On Wednesday, February 17, the Automotive Service Association (ASA) hosted an online demonstration and press conference on a new tools resource, created in conjunction with the Alliance of Automobile Manufacturers. Donny Seyfer, ASA Chair, conducted the information webinar about the new OEM Resource Center, a project that began several years ago.
On Thursday, February 18, the Women's Industry Network (WIN) hosted "Why WIN? An Introduction to the Women's Industry Network" to explain WIN's mission, how WIN engages women, why the industry needs WIN and how to get involved.
Audra Fordin, owner/operator of Great Bear Auto Repair and Auto Body Shop in Flushing, NY
Autobody News spoke to Audra Fordin, owner of Great Bear Auto Repair in Flushing, New York about the body shop she has run since 1997.
It's safe to say that every shop owner in the country is well aware of the enormous need for qualified collision repair professionals—from body technicians, painting technicians, estimators and even front office personnel. With fewer technical school programs in our high schools and colleges and a lack of alternative training programs, we’re not currently creating enough new employees to accommodate the need.
There are a handful of businesses out there that praise bad weather and celebrate when the big one hits, while most of us cower in fear and prefer staying home. Meteorologists, roofers, storm window companies, and of course, body shops, benefit when different degrees of storms hit all ends of our country.
Autobody News talked to Barry Jost Sr., general manager of Jost Garage in New Jersey, about the fourth-generation family business. Established by Wesley Jost in 1923, Jost Garage started as a Studebaker dealership in Long Island, New York.
Providence Auto Body's owner, John Petrarca, still operates the family-run business he established more than 30 years ago in Rhode Island.
David Osburn “Ozzy," the collision center manager at SouthWest Auto Group
In all industries, there are sworn by marketing practices that will eventually become archaic, due to emerging technologies and other factors. Like anything else, times change and things that were working 10-15 years ago are no longer the best path to take.
I find it interesting that after years of being labeled as the “Lean Process Guy” you less frequently see articles by me on the subject of “Lean” as of late. It is not that I don’t still enjoy Lean and Theory of Constraints, in fact I can still “geek out” and talk about it for hours. The fact is, is that I created my business to help collision repairers not only survive in these challenging times, but to thrive, and right now what shops need even more than process methodologies is to learn to get out of their own way!
December 31 may have marked the end of a new calendar or fiscal year, but there remained a lot of “unfinished business” at the end of 2015 that will spill over to this new year.

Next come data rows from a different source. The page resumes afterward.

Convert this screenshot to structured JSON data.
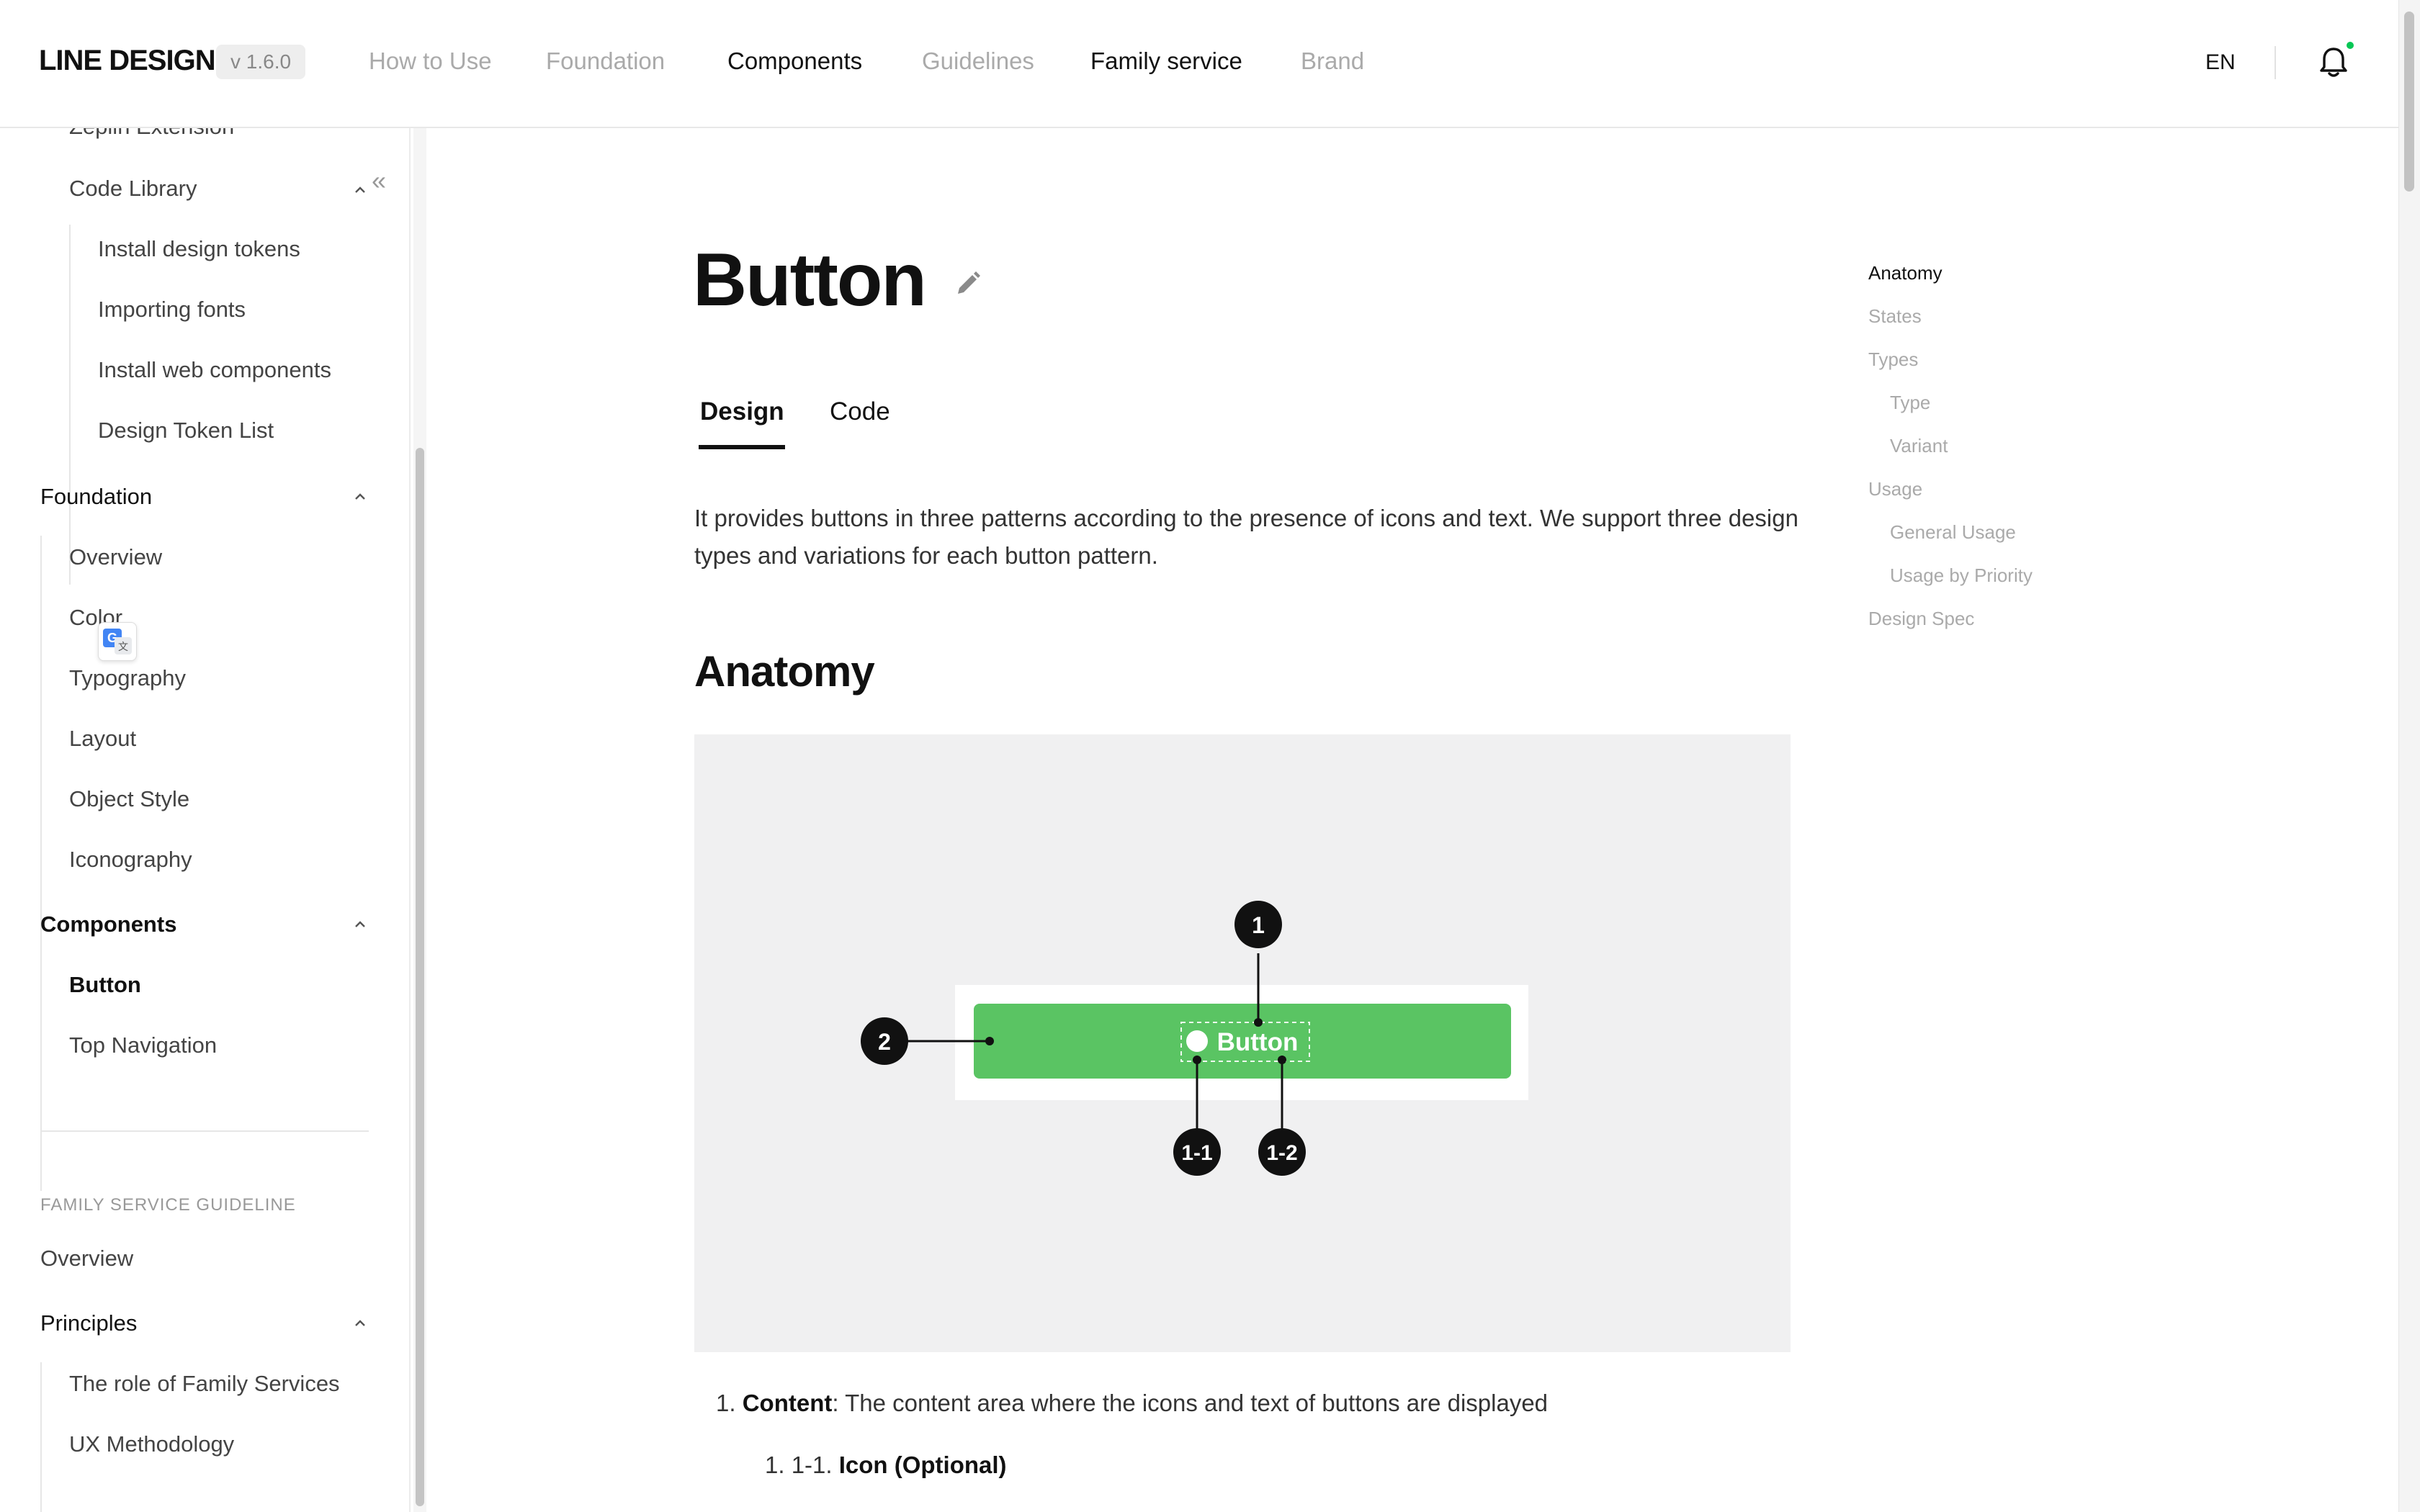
{
  "header": {
    "logo": "LINE DESIGN",
    "version": "v 1.6.0",
    "nav": [
      {
        "label": "How to Use",
        "active": false
      },
      {
        "label": "Foundation",
        "active": false
      },
      {
        "label": "Components",
        "active": true
      },
      {
        "label": "Guidelines",
        "active": false
      },
      {
        "label": "Family service",
        "active": true
      },
      {
        "label": "Brand",
        "active": false
      }
    ],
    "language": "EN",
    "icons": {
      "notification": "bell-icon"
    },
    "notification_dot_color": "#06c755"
  },
  "sidebar": {
    "items": [
      {
        "label": "Zeplin Extension"
      },
      {
        "label": "Code Library"
      },
      {
        "label": "Install design tokens"
      },
      {
        "label": "Importing fonts"
      },
      {
        "label": "Install web components"
      },
      {
        "label": "Design Token List"
      },
      {
        "label": "Foundation"
      },
      {
        "label": "Overview"
      },
      {
        "label": "Color"
      },
      {
        "label": "Typography"
      },
      {
        "label": "Layout"
      },
      {
        "label": "Object Style"
      },
      {
        "label": "Iconography"
      },
      {
        "label": "Components"
      },
      {
        "label": "Button",
        "active": true
      },
      {
        "label": "Top Navigation"
      },
      {
        "label": "Overview"
      },
      {
        "label": "Principles"
      },
      {
        "label": "The role of Family Services"
      },
      {
        "label": "UX Methodology"
      }
    ],
    "section_label": "FAMILY SERVICE GUIDELINE",
    "collapse_glyph": "«",
    "icons": {
      "collapse": "double-chevron-left-icon",
      "expand": "chevron-up-icon",
      "translate": "google-translate-icon"
    }
  },
  "main": {
    "title": "Button",
    "icons": {
      "edit": "pencil-icon"
    },
    "tabs": [
      {
        "label": "Design",
        "active": true
      },
      {
        "label": "Code",
        "active": false
      }
    ],
    "intro": "It provides buttons in three patterns according to the presence of icons and text. We support three design types and variations for each button pattern.",
    "section_title": "Anatomy",
    "anatomy": {
      "button_label": "Button",
      "markers": [
        "1",
        "2",
        "1-1",
        "1-2"
      ],
      "button_color": "#5ac463",
      "background_color": "#f0f0f1"
    },
    "list": [
      {
        "number": "1.",
        "term": "Content",
        "text": ": The content area where the icons and text of buttons are displayed"
      },
      {
        "number": "1. 1-1.",
        "term": "Icon (Optional)",
        "text": ""
      }
    ]
  },
  "toc": {
    "items": [
      {
        "label": "Anatomy",
        "active": true
      },
      {
        "label": "States"
      },
      {
        "label": "Types"
      },
      {
        "label": "Type"
      },
      {
        "label": "Variant"
      },
      {
        "label": "Usage"
      },
      {
        "label": "General Usage"
      },
      {
        "label": "Usage by Priority"
      },
      {
        "label": "Design Spec"
      }
    ]
  }
}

Here are four statements heard in the past year that highlight continuing activity that will play out in the year ahead.
Even though most collision repair shops understand the importance of creating a positive customer experience, many continue to unknowingly place themselves and their customers in the uncomfortable situations that poor communication commonly creates. I don’t know how many times I have witnessed this scenario; a customer shows up on Friday afternoon to pick up their repaired vehicle and upon being presented with the bill, exclaims, “I didn’t know I had a $500 deductible!” Invariably, these awkward situations always seem to occur with an office full of other customers!

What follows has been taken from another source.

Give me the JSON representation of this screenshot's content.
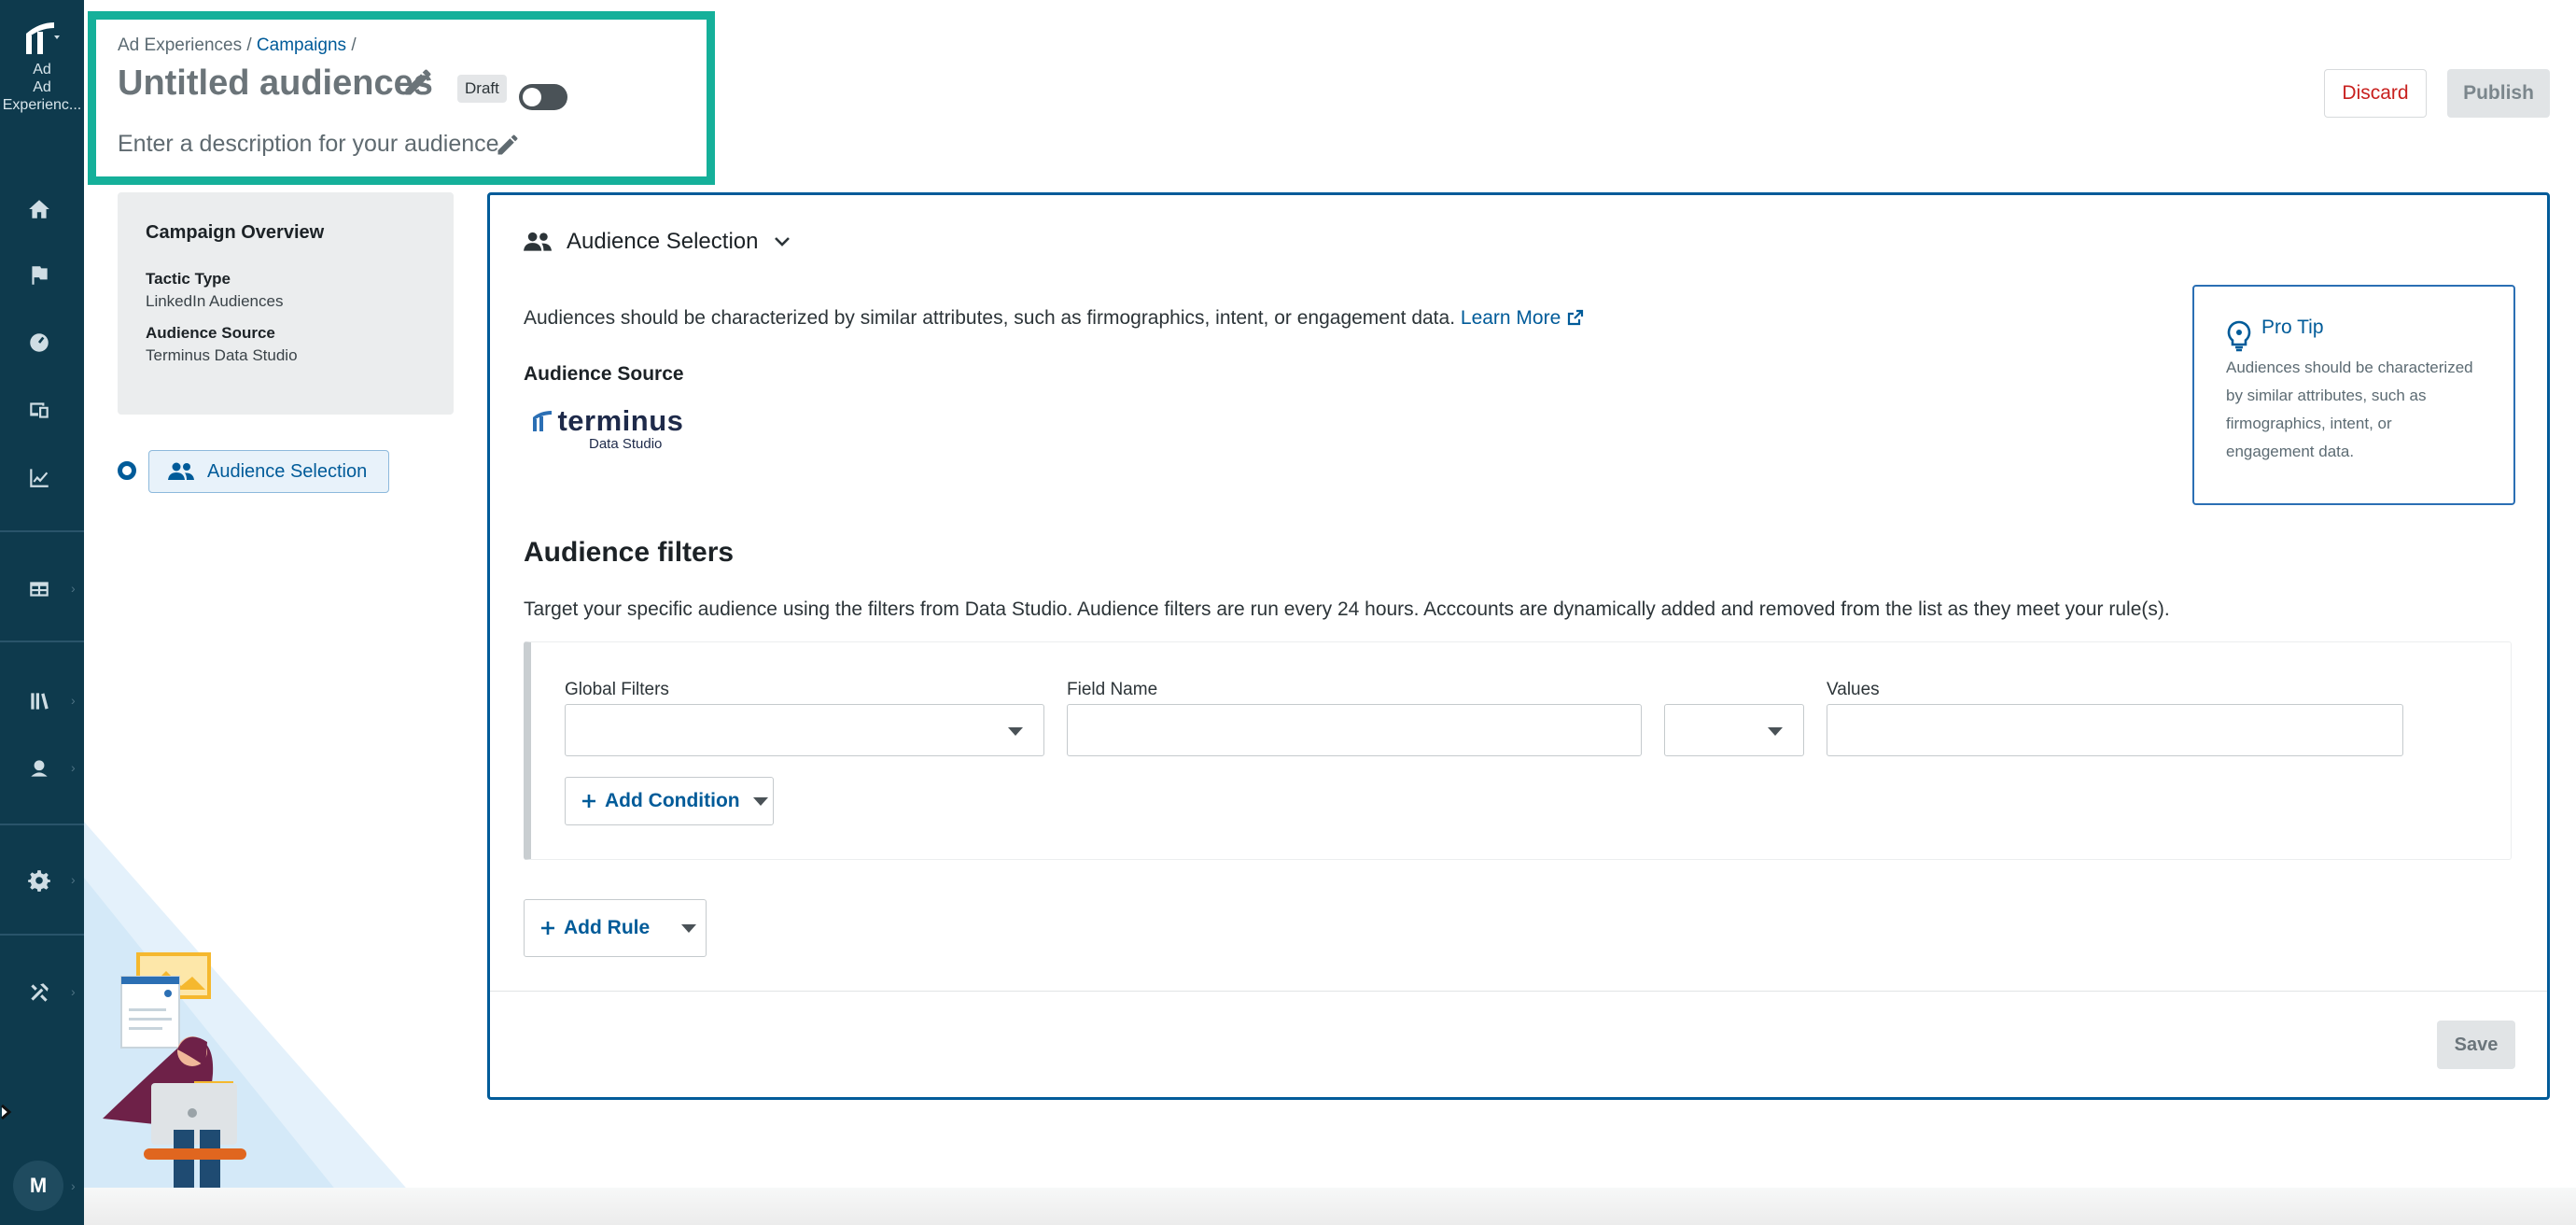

According to Mike Swift, President of the Automotive Recyclers Association (ARA), ARA is jumping into the new year feet first as they explore some very important issues impacting their industry.